The brave new world of 3D printing
Could printers like these be the future of how we shop?
We're joined in this show by Jonathan Zittrain. He's the co-founder and co-director of Harvard's Berkman Center for Internet and Society. He's also a professor in the law school and computer sciences departments at Harvard. So, you know, smart guy. We call upon Jonathan from time to time to help us wrap our heads around big notions, like 3D printing.
There are 3D printers currently on the market. They're incredibly expensive and are mostly used to fabricate models for engineers out of plastic. But now that the technology is in place, it has ample opportunity to improve and diversify. If some molecular material can be built in, we'd see the ability to print just about anything-- clothes, bikes, electronics-- using a printer and some blueprints. Jonathan mentions a robot that could have a printer built into it that would allow it to print duplicates of itself. Then each of those robots could print more duplicates.
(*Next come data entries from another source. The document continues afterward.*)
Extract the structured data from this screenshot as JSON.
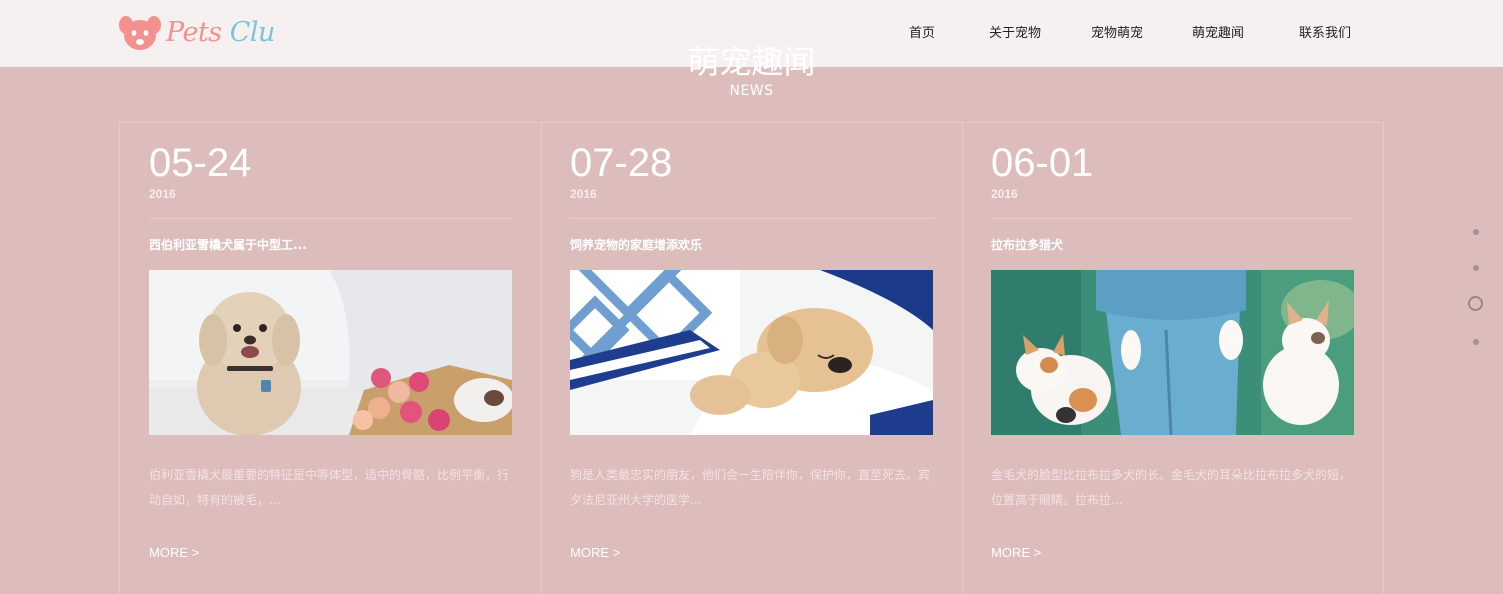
{
  "brand": {
    "name_part1": "Pets",
    "name_part2": "Clu"
  },
  "nav": [
    {
      "label": "首页"
    },
    {
      "label": "关于宠物"
    },
    {
      "label": "宠物萌宠"
    },
    {
      "label": "萌宠趣闻"
    },
    {
      "label": "联系我们"
    }
  ],
  "section": {
    "title": "萌宠趣闻",
    "subtitle": "NEWS"
  },
  "cards": [
    {
      "date": "05-24",
      "year": "2016",
      "title": "西伯利亚雪橇犬属于中型工...",
      "image": "curly-dog-with-roses",
      "desc": "伯利亚雪橇犬最重要的特征是中等体型，适中的骨骼，比例平衡，行动自如，特有的被毛，...",
      "more": "MORE >"
    },
    {
      "date": "07-28",
      "year": "2016",
      "title": "饲养宠物的家庭增添欢乐",
      "image": "puppy-sleeping-on-bed",
      "desc": "狗是人类最忠实的朋友，他们会一生陪伴你，保护你，直至死去。宾夕法尼亚州大学的医学...",
      "more": "MORE >"
    },
    {
      "date": "06-01",
      "year": "2016",
      "title": "拉布拉多猎犬",
      "image": "kittens-climbing-jeans",
      "desc": "金毛犬的脸型比拉布拉多犬的长。金毛犬的耳朵比拉布拉多犬的短，位置高于眼睛。拉布拉...",
      "more": "MORE >"
    }
  ],
  "side_nav": {
    "count": 4,
    "active_index": 2
  },
  "colors": {
    "background": "#ddbdbc",
    "header": "#f6f0f1",
    "logo_pink": "#f4908e",
    "logo_blue": "#7cc4d6"
  }
}
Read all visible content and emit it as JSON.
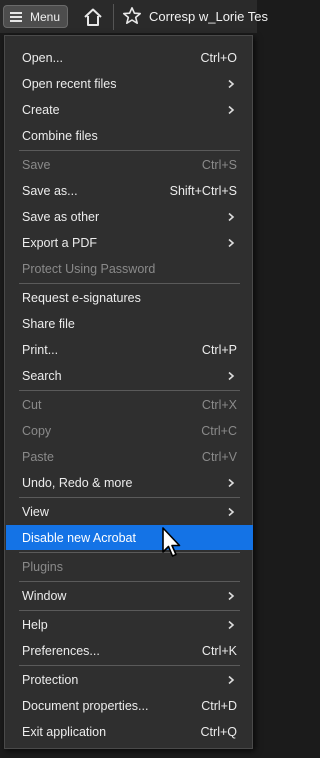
{
  "topbar": {
    "menu_label": "Menu",
    "doc_title": "Corresp w_Lorie Tes"
  },
  "menu": {
    "items": [
      {
        "label": "Open...",
        "shortcut": "Ctrl+O",
        "disabled": false
      },
      {
        "label": "Open recent files",
        "submenu": true,
        "disabled": false
      },
      {
        "label": "Create",
        "submenu": true,
        "disabled": false
      },
      {
        "label": "Combine files",
        "disabled": false
      },
      {
        "label": "Save",
        "shortcut": "Ctrl+S",
        "disabled": true
      },
      {
        "label": "Save as...",
        "shortcut": "Shift+Ctrl+S",
        "disabled": false
      },
      {
        "label": "Save as other",
        "submenu": true,
        "disabled": false
      },
      {
        "label": "Export a PDF",
        "submenu": true,
        "disabled": false
      },
      {
        "label": "Protect Using Password",
        "disabled": true
      },
      {
        "label": "Request e-signatures",
        "disabled": false
      },
      {
        "label": "Share file",
        "disabled": false
      },
      {
        "label": "Print...",
        "shortcut": "Ctrl+P",
        "disabled": false
      },
      {
        "label": "Search",
        "submenu": true,
        "disabled": false
      },
      {
        "label": "Cut",
        "shortcut": "Ctrl+X",
        "disabled": true
      },
      {
        "label": "Copy",
        "shortcut": "Ctrl+C",
        "disabled": true
      },
      {
        "label": "Paste",
        "shortcut": "Ctrl+V",
        "disabled": true
      },
      {
        "label": "Undo, Redo & more",
        "submenu": true,
        "disabled": false
      },
      {
        "label": "View",
        "submenu": true,
        "disabled": false
      },
      {
        "label": "Disable new Acrobat",
        "highlighted": true,
        "disabled": false
      },
      {
        "label": "Plugins",
        "disabled": true
      },
      {
        "label": "Window",
        "submenu": true,
        "disabled": false
      },
      {
        "label": "Help",
        "submenu": true,
        "disabled": false
      },
      {
        "label": "Preferences...",
        "shortcut": "Ctrl+K",
        "disabled": false
      },
      {
        "label": "Protection",
        "submenu": true,
        "disabled": false
      },
      {
        "label": "Document properties...",
        "shortcut": "Ctrl+D",
        "disabled": false
      },
      {
        "label": "Exit application",
        "shortcut": "Ctrl+Q",
        "disabled": false
      }
    ]
  },
  "colors": {
    "highlight": "#1473e6",
    "menu_bg": "#2f2f2f",
    "disabled_text": "#8a8a8a"
  }
}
Jonathan says there are many implications to this kind of world, not the least of which being the question of who has the right to reproduce an object. And how are those rights enforced?